**Assignment**:
Where the records below show the word "false" in a line, please copy that line.

++++ Input records ++++

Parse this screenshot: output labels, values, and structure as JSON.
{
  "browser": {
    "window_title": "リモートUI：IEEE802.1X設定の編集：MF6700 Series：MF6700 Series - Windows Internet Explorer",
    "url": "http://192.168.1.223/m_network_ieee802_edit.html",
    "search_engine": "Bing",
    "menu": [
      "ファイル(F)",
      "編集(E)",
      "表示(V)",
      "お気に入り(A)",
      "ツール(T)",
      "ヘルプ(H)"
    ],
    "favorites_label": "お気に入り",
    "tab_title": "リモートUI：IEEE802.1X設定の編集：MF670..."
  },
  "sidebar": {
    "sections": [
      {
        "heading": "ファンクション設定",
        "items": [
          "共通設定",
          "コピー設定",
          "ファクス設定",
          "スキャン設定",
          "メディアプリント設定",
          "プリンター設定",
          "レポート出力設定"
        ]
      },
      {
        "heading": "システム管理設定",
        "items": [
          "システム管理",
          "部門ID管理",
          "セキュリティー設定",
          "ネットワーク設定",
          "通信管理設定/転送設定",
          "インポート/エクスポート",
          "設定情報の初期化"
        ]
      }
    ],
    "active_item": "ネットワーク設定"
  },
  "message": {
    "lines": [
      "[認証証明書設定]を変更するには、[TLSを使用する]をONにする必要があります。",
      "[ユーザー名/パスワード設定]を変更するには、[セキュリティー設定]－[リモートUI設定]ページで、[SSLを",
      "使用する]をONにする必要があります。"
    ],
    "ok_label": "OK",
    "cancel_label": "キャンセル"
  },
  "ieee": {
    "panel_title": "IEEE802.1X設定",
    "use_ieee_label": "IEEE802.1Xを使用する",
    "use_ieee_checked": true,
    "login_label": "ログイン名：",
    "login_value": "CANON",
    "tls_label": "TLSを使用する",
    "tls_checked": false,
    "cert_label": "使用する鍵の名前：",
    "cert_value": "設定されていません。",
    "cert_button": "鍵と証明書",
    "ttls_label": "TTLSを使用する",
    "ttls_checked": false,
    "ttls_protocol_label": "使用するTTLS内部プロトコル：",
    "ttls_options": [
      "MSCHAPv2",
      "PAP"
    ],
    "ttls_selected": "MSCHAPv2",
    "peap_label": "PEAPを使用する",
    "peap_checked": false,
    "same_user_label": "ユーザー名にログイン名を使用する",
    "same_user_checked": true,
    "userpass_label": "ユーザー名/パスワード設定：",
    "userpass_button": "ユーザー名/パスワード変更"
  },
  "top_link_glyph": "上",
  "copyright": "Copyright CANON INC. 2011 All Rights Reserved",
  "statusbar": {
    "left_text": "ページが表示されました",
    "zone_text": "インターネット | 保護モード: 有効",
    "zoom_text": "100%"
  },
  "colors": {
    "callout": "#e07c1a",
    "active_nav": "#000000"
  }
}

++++

**Exercise answer**:
    "tls_checked": false,
    "ttls_checked": false,
    "peap_checked": false,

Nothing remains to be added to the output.